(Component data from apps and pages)

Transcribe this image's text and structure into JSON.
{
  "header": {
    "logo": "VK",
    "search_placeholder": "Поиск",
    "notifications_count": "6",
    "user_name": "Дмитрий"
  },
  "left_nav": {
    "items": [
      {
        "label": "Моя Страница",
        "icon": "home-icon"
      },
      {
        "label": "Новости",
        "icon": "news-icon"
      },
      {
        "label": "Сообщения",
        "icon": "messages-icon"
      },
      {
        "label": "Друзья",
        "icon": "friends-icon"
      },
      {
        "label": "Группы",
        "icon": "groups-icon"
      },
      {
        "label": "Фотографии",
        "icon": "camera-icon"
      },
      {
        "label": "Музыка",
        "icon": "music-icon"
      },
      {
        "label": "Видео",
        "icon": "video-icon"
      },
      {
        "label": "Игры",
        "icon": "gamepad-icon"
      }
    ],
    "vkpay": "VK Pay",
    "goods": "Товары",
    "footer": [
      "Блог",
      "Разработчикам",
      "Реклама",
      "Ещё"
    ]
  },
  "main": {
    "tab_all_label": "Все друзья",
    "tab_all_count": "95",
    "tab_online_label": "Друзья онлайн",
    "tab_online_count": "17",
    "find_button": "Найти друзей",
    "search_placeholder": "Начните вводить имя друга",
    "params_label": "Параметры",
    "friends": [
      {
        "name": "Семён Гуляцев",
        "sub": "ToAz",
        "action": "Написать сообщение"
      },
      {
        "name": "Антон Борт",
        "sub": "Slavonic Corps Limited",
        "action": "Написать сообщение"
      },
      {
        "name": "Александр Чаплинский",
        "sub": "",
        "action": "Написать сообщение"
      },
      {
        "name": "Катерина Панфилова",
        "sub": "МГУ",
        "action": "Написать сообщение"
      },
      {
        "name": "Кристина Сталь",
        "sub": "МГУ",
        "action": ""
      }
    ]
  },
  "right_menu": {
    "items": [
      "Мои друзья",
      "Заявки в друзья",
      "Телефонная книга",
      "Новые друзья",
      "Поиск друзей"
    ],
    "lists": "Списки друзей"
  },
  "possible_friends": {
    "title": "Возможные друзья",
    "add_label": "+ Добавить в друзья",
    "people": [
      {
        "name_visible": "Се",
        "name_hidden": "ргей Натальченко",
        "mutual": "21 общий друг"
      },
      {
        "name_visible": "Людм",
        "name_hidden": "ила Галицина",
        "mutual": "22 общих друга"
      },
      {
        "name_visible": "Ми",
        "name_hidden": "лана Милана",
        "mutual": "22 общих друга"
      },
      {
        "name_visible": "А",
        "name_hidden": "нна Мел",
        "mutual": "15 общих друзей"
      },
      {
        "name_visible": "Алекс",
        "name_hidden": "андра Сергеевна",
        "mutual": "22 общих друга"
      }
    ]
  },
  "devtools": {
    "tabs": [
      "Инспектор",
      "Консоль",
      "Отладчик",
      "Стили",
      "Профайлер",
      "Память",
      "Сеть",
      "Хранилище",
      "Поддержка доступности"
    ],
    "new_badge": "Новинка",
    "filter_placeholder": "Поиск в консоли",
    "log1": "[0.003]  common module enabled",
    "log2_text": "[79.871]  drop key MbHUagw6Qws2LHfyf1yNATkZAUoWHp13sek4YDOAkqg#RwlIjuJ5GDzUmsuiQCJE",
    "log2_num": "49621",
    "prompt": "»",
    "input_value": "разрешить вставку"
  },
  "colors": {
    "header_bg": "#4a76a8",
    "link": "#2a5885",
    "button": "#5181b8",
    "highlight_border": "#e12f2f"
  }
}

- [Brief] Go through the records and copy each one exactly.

- [Answer to this problem]
Transcribe this image's text and structure into JSON.
{
  "header": {
    "logo": "VK",
    "search_placeholder": "Поиск",
    "notifications_count": "6",
    "user_name": "Дмитрий"
  },
  "left_nav": {
    "items": [
      {
        "label": "Моя Страница",
        "icon": "home-icon"
      },
      {
        "label": "Новости",
        "icon": "news-icon"
      },
      {
        "label": "Сообщения",
        "icon": "messages-icon"
      },
      {
        "label": "Друзья",
        "icon": "friends-icon"
      },
      {
        "label": "Группы",
        "icon": "groups-icon"
      },
      {
        "label": "Фотографии",
        "icon": "camera-icon"
      },
      {
        "label": "Музыка",
        "icon": "music-icon"
      },
      {
        "label": "Видео",
        "icon": "video-icon"
      },
      {
        "label": "Игры",
        "icon": "gamepad-icon"
      }
    ],
    "vkpay": "VK Pay",
    "goods": "Товары",
    "footer": [
      "Блог",
      "Разработчикам",
      "Реклама",
      "Ещё"
    ]
  },
  "main": {
    "tab_all_label": "Все друзья",
    "tab_all_count": "95",
    "tab_online_label": "Друзья онлайн",
    "tab_online_count": "17",
    "find_button": "Найти друзей",
    "search_placeholder": "Начните вводить имя друга",
    "params_label": "Параметры",
    "friends": [
      {
        "name": "Семён Гуляцев",
        "sub": "ToAz",
        "action": "Написать сообщение"
      },
      {
        "name": "Антон Борт",
        "sub": "Slavonic Corps Limited",
        "action": "Написать сообщение"
      },
      {
        "name": "Александр Чаплинский",
        "sub": "",
        "action": "Написать сообщение"
      },
      {
        "name": "Катерина Панфилова",
        "sub": "МГУ",
        "action": "Написать сообщение"
      },
      {
        "name": "Кристина Сталь",
        "sub": "МГУ",
        "action": ""
      }
    ]
  },
  "right_menu": {
    "items": [
      "Мои друзья",
      "Заявки в друзья",
      "Телефонная книга",
      "Новые друзья",
      "Поиск друзей"
    ],
    "lists": "Списки друзей"
  },
  "possible_friends": {
    "title": "Возможные друзья",
    "add_label": "+ Добавить в друзья",
    "people": [
      {
        "name_visible": "Се",
        "name_hidden": "ргей Натальченко",
        "mutual": "21 общий друг"
      },
      {
        "name_visible": "Людм",
        "name_hidden": "ила Галицина",
        "mutual": "22 общих друга"
      },
      {
        "name_visible": "Ми",
        "name_hidden": "лана Милана",
        "mutual": "22 общих друга"
      },
      {
        "name_visible": "А",
        "name_hidden": "нна Мел",
        "mutual": "15 общих друзей"
      },
      {
        "name_visible": "Алекс",
        "name_hidden": "андра Сергеевна",
        "mutual": "22 общих друга"
      }
    ]
  },
  "devtools": {
    "tabs": [
      "Инспектор",
      "Консоль",
      "Отладчик",
      "Стили",
      "Профайлер",
      "Память",
      "Сеть",
      "Хранилище",
      "Поддержка доступности"
    ],
    "new_badge": "Новинка",
    "filter_placeholder": "Поиск в консоли",
    "log1": "[0.003]  common module enabled",
    "log2_text": "[79.871]  drop key MbHUagw6Qws2LHfyf1yNATkZAUoWHp13sek4YDOAkqg#RwlIjuJ5GDzUmsuiQCJE",
    "log2_num": "49621",
    "prompt": "»",
    "input_value": "разрешить вставку"
  },
  "colors": {
    "header_bg": "#4a76a8",
    "link": "#2a5885",
    "button": "#5181b8",
    "highlight_border": "#e12f2f"
  }
}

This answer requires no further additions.